| Problem description |
Going through the data below, copy out each line where the word "rating" shows up.

[Interface dataset entries]
>>>>>

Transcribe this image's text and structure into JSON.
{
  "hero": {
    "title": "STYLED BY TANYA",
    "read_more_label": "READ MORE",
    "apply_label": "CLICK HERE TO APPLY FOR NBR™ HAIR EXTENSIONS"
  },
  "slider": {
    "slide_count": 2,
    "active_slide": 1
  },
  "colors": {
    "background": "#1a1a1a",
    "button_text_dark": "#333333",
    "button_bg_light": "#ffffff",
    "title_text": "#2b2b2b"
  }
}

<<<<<
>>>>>

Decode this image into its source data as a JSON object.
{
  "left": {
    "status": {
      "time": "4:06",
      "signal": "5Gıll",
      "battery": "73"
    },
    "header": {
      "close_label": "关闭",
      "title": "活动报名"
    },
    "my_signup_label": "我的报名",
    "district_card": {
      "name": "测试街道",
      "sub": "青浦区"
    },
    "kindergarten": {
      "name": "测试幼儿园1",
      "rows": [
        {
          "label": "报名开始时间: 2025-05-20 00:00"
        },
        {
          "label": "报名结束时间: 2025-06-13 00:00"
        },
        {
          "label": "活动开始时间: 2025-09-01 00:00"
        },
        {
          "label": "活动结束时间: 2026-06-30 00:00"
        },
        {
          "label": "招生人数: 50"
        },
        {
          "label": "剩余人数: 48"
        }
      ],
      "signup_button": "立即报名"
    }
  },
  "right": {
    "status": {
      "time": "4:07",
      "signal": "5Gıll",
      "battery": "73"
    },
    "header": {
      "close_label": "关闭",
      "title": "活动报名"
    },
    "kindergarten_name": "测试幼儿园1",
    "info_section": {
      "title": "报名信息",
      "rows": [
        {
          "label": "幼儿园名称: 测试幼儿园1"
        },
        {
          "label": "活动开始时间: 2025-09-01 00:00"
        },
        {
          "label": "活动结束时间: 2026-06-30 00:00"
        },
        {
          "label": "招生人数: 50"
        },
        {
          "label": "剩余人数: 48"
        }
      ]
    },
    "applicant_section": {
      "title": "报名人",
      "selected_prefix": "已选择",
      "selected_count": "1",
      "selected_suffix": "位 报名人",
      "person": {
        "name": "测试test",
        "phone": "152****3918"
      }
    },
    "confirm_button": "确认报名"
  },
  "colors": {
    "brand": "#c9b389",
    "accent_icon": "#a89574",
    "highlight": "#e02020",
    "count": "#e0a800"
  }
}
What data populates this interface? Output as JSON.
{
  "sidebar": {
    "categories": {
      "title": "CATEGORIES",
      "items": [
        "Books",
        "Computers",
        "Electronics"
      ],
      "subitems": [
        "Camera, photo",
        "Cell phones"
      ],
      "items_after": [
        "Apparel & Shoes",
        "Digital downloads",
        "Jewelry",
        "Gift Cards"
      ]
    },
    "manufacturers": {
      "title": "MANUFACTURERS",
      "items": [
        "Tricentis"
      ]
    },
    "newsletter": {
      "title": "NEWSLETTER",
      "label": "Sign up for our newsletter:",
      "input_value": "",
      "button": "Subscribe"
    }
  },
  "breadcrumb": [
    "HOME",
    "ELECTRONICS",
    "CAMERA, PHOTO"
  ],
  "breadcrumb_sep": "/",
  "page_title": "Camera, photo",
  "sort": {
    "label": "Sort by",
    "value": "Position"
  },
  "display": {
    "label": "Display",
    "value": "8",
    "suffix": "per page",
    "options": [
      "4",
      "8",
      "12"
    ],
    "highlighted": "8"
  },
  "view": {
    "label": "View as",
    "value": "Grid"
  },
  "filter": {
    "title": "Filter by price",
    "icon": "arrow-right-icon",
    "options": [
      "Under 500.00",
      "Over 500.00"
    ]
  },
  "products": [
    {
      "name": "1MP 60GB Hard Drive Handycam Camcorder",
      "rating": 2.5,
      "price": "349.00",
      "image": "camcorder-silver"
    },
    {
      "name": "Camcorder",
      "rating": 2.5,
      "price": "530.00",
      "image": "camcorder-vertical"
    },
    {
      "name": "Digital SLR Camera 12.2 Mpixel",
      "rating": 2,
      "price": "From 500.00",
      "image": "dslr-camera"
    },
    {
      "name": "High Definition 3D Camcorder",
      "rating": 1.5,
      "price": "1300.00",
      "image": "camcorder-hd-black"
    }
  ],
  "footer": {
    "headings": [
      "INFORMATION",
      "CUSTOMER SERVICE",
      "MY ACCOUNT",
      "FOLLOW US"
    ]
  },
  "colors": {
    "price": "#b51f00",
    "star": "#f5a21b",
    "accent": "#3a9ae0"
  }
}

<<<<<

| Result of this exercise |
      "rating": 2.5,
      "rating": 2.5,
      "rating": 2,
      "rating": 1.5,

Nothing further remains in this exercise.